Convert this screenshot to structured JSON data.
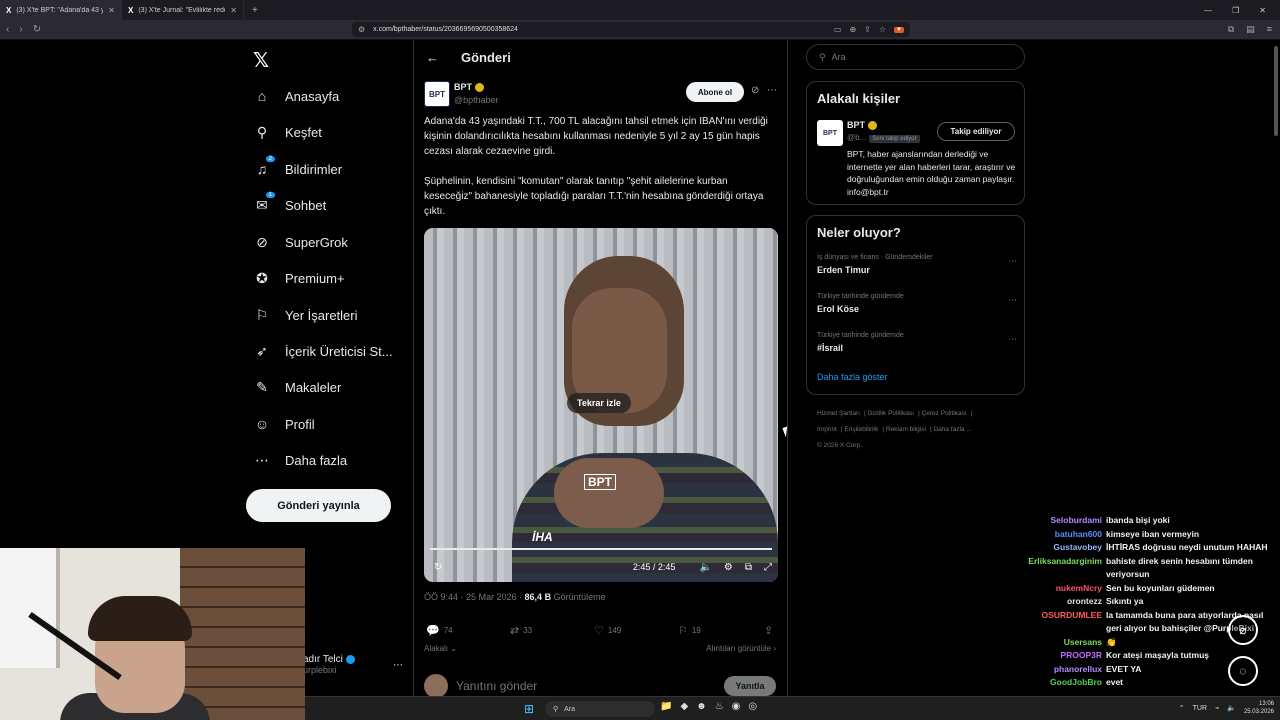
{
  "browser": {
    "tabs": [
      {
        "title": "(3) X'te BPT: \"Adana'da 43 yaşın...",
        "active": true
      },
      {
        "title": "(3) X'te Jurnal: \"Evlilikte reddettiği ev...",
        "active": false
      }
    ],
    "url": "x.com/bpthaber/status/2036695690500358624",
    "new_tab": "+"
  },
  "nav": {
    "brand": "𝕏",
    "items": [
      {
        "label": "Anasayfa",
        "icon": "home-icon",
        "glyph": "⌂"
      },
      {
        "label": "Keşfet",
        "icon": "search-icon",
        "glyph": "⚲"
      },
      {
        "label": "Bildirimler",
        "icon": "bell-icon",
        "glyph": "♫",
        "badge": "2"
      },
      {
        "label": "Sohbet",
        "icon": "mail-icon",
        "glyph": "✉",
        "badge": "1"
      },
      {
        "label": "SuperGrok",
        "icon": "grok-icon",
        "glyph": "⊘"
      },
      {
        "label": "Premium+",
        "icon": "premium-icon",
        "glyph": "✪"
      },
      {
        "label": "Yer İşaretleri",
        "icon": "bookmark-icon",
        "glyph": "⚐"
      },
      {
        "label": "İçerik Üreticisi St...",
        "icon": "rocket-icon",
        "glyph": "➶"
      },
      {
        "label": "Makaleler",
        "icon": "article-icon",
        "glyph": "✎"
      },
      {
        "label": "Profil",
        "icon": "profile-icon",
        "glyph": "☺"
      },
      {
        "label": "Daha fazla",
        "icon": "more-icon",
        "glyph": "⋯"
      }
    ],
    "post_button": "Gönderi yayınla",
    "account_name": "adır Telci",
    "account_handle": "urplebixi"
  },
  "post": {
    "header": "Gönderi",
    "author_name": "BPT",
    "author_handle": "@bpthaber",
    "avatar_text": "BPT",
    "subscribe": "Abone ol",
    "text_1": "Adana'da 43 yaşındaki T.T., 700 TL alacağını tahsil etmek için IBAN'ını verdiği kişinin dolandırıcılıkta hesabını kullanması nedeniyle 5 yıl 2 ay 15 gün hapis cezası alarak cezaevine girdi.",
    "text_2": "Şüphelinin, kendisini \"komutan\" olarak tanıtıp \"şehit ailelerine kurban keseceğiz\" bahanesiyle topladığı paraları T.T.'nin hesabına gönderdiği ortaya çıktı.",
    "video": {
      "replay": "Tekrar izle",
      "time": "2:45 / 2:45",
      "watermark": "BPT",
      "agency": "İHA",
      "progress": 1.0
    },
    "meta_time": "ÖÖ 9:44 · 25 Mar 2026 · ",
    "views": "86,4 B",
    "views_label": " Görüntüleme",
    "stats": {
      "replies": "74",
      "reposts": "33",
      "likes": "149",
      "bookmarks": "19"
    },
    "context_left": "Alakalı",
    "context_right": "Alıntıları görüntüle",
    "reply_placeholder": "Yanıtını gönder",
    "reply_button": "Yanıtla"
  },
  "sidebar": {
    "search_placeholder": "Ara",
    "related_title": "Alakalı kişiler",
    "related_name": "BPT",
    "related_handle": "@b...",
    "follows_you": "Seni takip ediyor",
    "following_button": "Takip ediliyor",
    "related_bio": "BPT, haber ajanslarından derlediği ve internette yer alan haberleri tarar, araştırır ve doğruluğundan emin olduğu zaman paylaşır. info@bpt.tr",
    "trends_title": "Neler oluyor?",
    "trends": [
      {
        "context": "İş dünyası ve finans · Gündemdekiler",
        "name": "Erden Timur"
      },
      {
        "context": "Türkiye tarihinde gündemde",
        "name": "Erol Köse"
      },
      {
        "context": "Türkiye tarihinde gündemde",
        "name": "#İsrail"
      }
    ],
    "show_more": "Daha fazla göster",
    "footer": [
      "Hizmet Şartları",
      "Gizlilik Politikası",
      "Çerez Politikası",
      "Imprint",
      "Erişilebilirlik",
      "Reklam bilgisi",
      "Daha fazla ...",
      "© 2026 X Corp."
    ]
  },
  "chat": [
    {
      "user": "Seloburdami",
      "color": "#b08cff",
      "msg": "ibanda bişi yoki"
    },
    {
      "user": "batuhan600",
      "color": "#5b8cff",
      "msg": "kimseye iban vermeyin"
    },
    {
      "user": "Gustavobey",
      "color": "#8fb8ff",
      "msg": "İHTİRAS doğrusu neydi unutum HAHAH"
    },
    {
      "user": "Erliksanadarginim",
      "color": "#7ddc5b",
      "msg": "bahiste direk senin hesabını tümden veriyorsun"
    },
    {
      "user": "nukemNcry",
      "color": "#ff4f6e",
      "msg": "Sen bu koyunları güdemen"
    },
    {
      "user": "orontezz",
      "color": "#e0e0e0",
      "msg": "Sıkıntı ya"
    },
    {
      "user": "OSURDUMLEE",
      "color": "#ff5c5c",
      "msg": "la tamamda buna para atıyorlarda nasıl geri alıyor bu bahisçiler @PurpleBixi"
    },
    {
      "user": "Usersans",
      "color": "#7ddc5b",
      "msg": "👏"
    },
    {
      "user": "PROOP3R",
      "color": "#c06bff",
      "msg": "Kor ateşi maşayla tutmuş"
    },
    {
      "user": "phanorellux",
      "color": "#b08cff",
      "msg": "EVET YA"
    },
    {
      "user": "GoodJobBro",
      "color": "#57d15a",
      "msg": "evet"
    }
  ],
  "taskbar": {
    "search": "Ara",
    "lang": "TUR",
    "time": "13:06",
    "date": "25.03.2026"
  }
}
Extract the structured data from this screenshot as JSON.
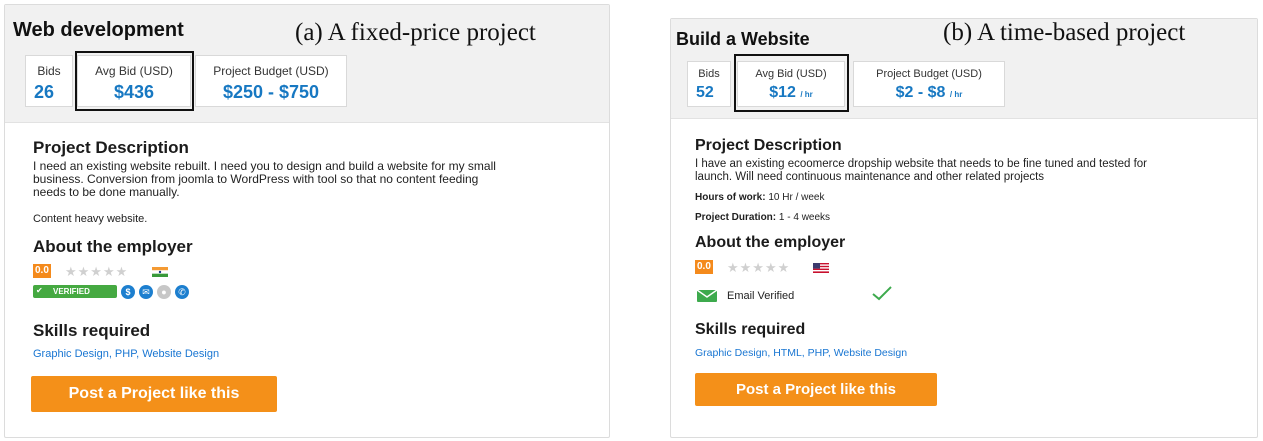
{
  "panel_a": {
    "title": "Web development",
    "caption": "(a) A fixed-price project",
    "stats": {
      "bids_label": "Bids",
      "bids_value": "26",
      "avg_label": "Avg Bid (USD)",
      "avg_value": "$436",
      "budget_label": "Project Budget (USD)",
      "budget_value": "$250 - $750"
    },
    "description_heading": "Project Description",
    "description_lines": [
      "I need an existing website rebuilt. I need you to design and build a website for my small",
      "business. Conversion from joomla to WordPress with tool so that no content feeding",
      "needs to be done manually."
    ],
    "description_extra": "Content heavy website.",
    "employer_heading": "About the employer",
    "rating": "0.0",
    "verified_badge": "VERIFIED",
    "skills_heading": "Skills required",
    "skills": "Graphic Design, PHP, Website Design",
    "cta_label": "Post a Project like this"
  },
  "panel_b": {
    "title": "Build a Website",
    "caption": "(b) A time-based project",
    "stats": {
      "bids_label": "Bids",
      "bids_value": "52",
      "avg_label": "Avg Bid (USD)",
      "avg_value": "$12",
      "avg_unit": "/ hr",
      "budget_label": "Project Budget (USD)",
      "budget_value": "$2 - $8",
      "budget_unit": "/ hr"
    },
    "description_heading": "Project Description",
    "description_lines": [
      "I have an existing ecoomerce dropship website that needs to be fine tuned and tested for",
      "launch. Will need continuous maintenance and other related projects"
    ],
    "hours_label": "Hours of work:",
    "hours_value": "10 Hr / week",
    "duration_label": "Project Duration:",
    "duration_value": "1 - 4 weeks",
    "employer_heading": "About the employer",
    "rating": "0.0",
    "email_verified": "Email Verified",
    "skills_heading": "Skills required",
    "skills": "Graphic Design, HTML, PHP, Website Design",
    "cta_label": "Post a Project like this"
  },
  "colors": {
    "accent_blue": "#1778c2",
    "cta_orange": "#f49019",
    "rating_orange": "#f48a1c",
    "verified_green": "#45a941"
  }
}
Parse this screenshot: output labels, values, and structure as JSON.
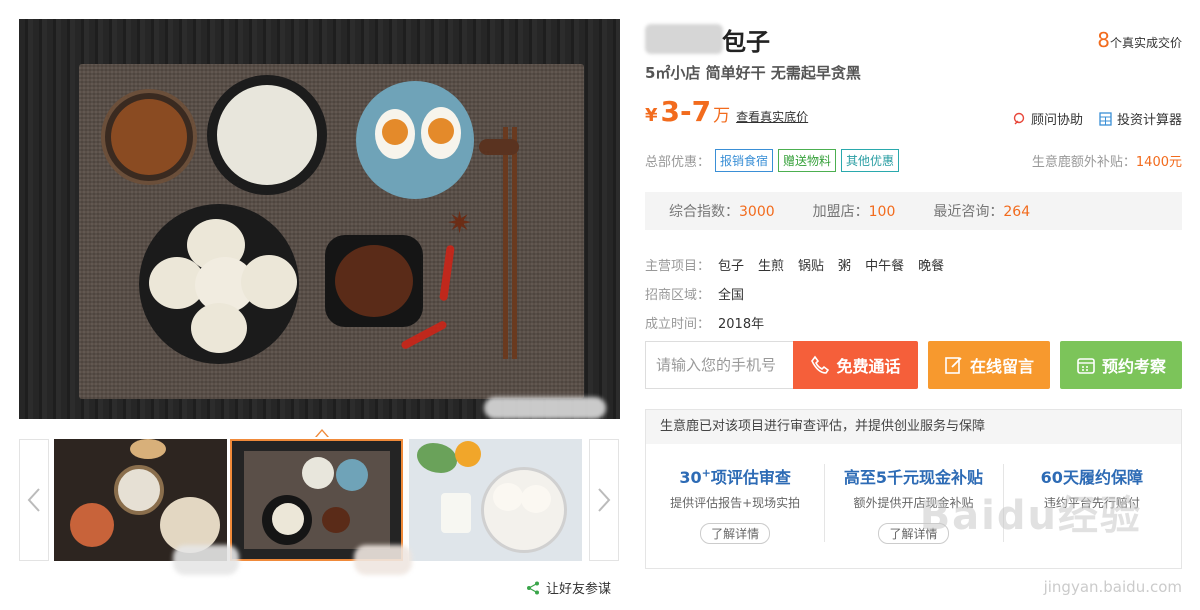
{
  "product": {
    "title": "包子",
    "slogan": "5㎡小店 简单好干 无需起早贪黑",
    "deals": {
      "count": "8",
      "label": "个真实成交价"
    },
    "price": {
      "currency": "¥",
      "range": "3-7",
      "unit": "万",
      "link": "查看真实底价"
    }
  },
  "tools": [
    {
      "label": "顾问协助",
      "icon": "consultant-icon"
    },
    {
      "label": "投资计算器",
      "icon": "calculator-icon"
    }
  ],
  "promo": {
    "label": "总部优惠：",
    "tags": [
      "报销食宿",
      "赠送物料",
      "其他优惠"
    ],
    "subsidy_label": "生意鹿额外补贴：",
    "subsidy_value": "1400元"
  },
  "stats": [
    {
      "label": "综合指数：",
      "value": "3000"
    },
    {
      "label": "加盟店：",
      "value": "100"
    },
    {
      "label": "最近咨询：",
      "value": "264"
    }
  ],
  "attributes": {
    "projects_label": "主营项目：",
    "projects": [
      "包子",
      "生煎",
      "锅贴",
      "粥",
      "中午餐",
      "晚餐"
    ],
    "region_label": "招商区域：",
    "region": "全国",
    "founded_label": "成立时间：",
    "founded": "2018年"
  },
  "contact": {
    "phone_placeholder": "请输入您的手机号",
    "call_label": "免费通话",
    "message_label": "在线留言",
    "visit_label": "预约考察"
  },
  "guarantee": {
    "header": "生意鹿已对该项目进行审查评估，并提供创业服务与保障",
    "items": [
      {
        "title": "30",
        "sup": "+",
        "title_rest": "项评估审查",
        "desc": "提供评估报告+现场实拍",
        "more": "了解详情"
      },
      {
        "title": "高至5千元现金补贴",
        "desc": "额外提供开店现金补贴",
        "more": "了解详情"
      },
      {
        "title": "60天履约保障",
        "desc": "违约平台先行赔付"
      }
    ]
  },
  "share_label": "让好友参谋",
  "watermark": {
    "brand": "Baidu经验",
    "url": "jingyan.baidu.com"
  },
  "colors": {
    "accent": "#f26b1d",
    "call": "#f55f3a",
    "message": "#f7992e",
    "visit": "#7cc45a",
    "link_blue": "#2d6bb5"
  }
}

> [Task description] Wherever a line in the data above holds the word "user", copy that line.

> [Worked solution]
      "user": "Seloburdami",
      "user": "batuhan600",
      "user": "Gustavobey",
      "user": "Erliksanadarginim",
      "user": "nukemNcry",
      "user": "orontezz",
      "user": "OSURDUMLEE",
      "user": "Usersans",
      "user": "PROOP3R",
      "user": "phanorellux",
      "user": "GoodJobBro",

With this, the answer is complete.